The church of Payerne is one of the most beautiful romanesque buildings in Switzerland!
In the 10th century Queen Bertha, the widow of King Rudolf II of Strasbourg, founded a monastery in Payerne. Around 960, a first church with three naves was built on the site of a Roman villa and placed under the control of Cluny Monastery. Queen Bertha's daughter Adelheid, the second wife of Otto the Great, comes to pray at her mother's grave in 999. Her generous donations made it possible to build a new church which took over 50 years to complete and which today, more than 1000 years later, still exists without major alterations.
With the conquest of Vaud in 1536, Payerne came under Bernese rule, and in the course of the Reformation, introduced by the Bernese in Vaud, the monks had to leave the monastery in 1536. Parts of the convent buildings were demolished or converted.
ITo the west, the nave ends in a massive bastion-like structure that contains the vestibule (with 13th century murals) and the Chapel of St. Michael on the upper floor. Its high hipped roof was only built in the 15th century. The crossing tower was rebuilt in Gothic style after a fire in the 16th century.
Fresco depicting the Last Judgement in the entrance hall.
The nave from the first half of the 11th century seen from the choir. The windows cut into the foot of the barrel vault let in plenty of light.
The right side aisle
The nave as seen from the porch. Click to enlarge!
Semicircular templates are attached to the nave piers with their changing stone colours. The barrel vault is supported by chords. These chords are supported from below, almost a bit of anticipated Gothic.

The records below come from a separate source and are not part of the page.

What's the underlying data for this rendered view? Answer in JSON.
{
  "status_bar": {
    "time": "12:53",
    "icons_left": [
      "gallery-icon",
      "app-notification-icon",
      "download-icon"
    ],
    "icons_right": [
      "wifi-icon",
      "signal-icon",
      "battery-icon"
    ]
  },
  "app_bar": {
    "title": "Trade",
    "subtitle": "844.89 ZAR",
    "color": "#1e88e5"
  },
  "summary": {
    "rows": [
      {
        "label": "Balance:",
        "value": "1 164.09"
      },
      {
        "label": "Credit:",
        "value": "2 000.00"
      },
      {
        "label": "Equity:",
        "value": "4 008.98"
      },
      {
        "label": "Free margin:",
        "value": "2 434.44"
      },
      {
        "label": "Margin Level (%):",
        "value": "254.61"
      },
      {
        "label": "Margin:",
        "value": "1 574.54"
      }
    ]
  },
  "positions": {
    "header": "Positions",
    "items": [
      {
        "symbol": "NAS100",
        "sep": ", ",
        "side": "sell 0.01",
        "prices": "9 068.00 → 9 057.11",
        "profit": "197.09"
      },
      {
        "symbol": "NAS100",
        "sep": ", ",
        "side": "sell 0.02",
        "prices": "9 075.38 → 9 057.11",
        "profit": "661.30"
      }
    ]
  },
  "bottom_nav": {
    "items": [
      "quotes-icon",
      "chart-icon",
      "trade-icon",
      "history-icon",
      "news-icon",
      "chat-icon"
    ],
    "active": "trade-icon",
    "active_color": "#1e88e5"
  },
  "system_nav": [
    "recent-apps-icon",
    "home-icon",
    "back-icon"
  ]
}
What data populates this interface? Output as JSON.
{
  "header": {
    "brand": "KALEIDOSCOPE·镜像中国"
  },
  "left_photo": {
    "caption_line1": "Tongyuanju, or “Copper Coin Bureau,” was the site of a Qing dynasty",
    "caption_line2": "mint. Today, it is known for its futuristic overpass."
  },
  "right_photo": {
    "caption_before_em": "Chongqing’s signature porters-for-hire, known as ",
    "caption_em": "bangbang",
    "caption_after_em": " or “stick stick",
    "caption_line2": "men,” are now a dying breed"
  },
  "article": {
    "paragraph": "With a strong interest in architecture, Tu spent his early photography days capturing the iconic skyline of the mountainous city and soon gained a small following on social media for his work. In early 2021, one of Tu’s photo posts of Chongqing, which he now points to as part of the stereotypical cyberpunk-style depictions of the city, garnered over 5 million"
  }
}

The capitals of Payerne. They are exhibited in the Chapel of St Michael above the vestibule and obviously date from the first church building in the 10th century..
Of the former convent buildings south of the abbey church, only the chapter house, newly built at the beginning of the 16th century, has survived. A small museum is now housed there.
It is a pity that the cloister no longer exists. The grey stripe on the walls gives an idea of the approach to the former cloister.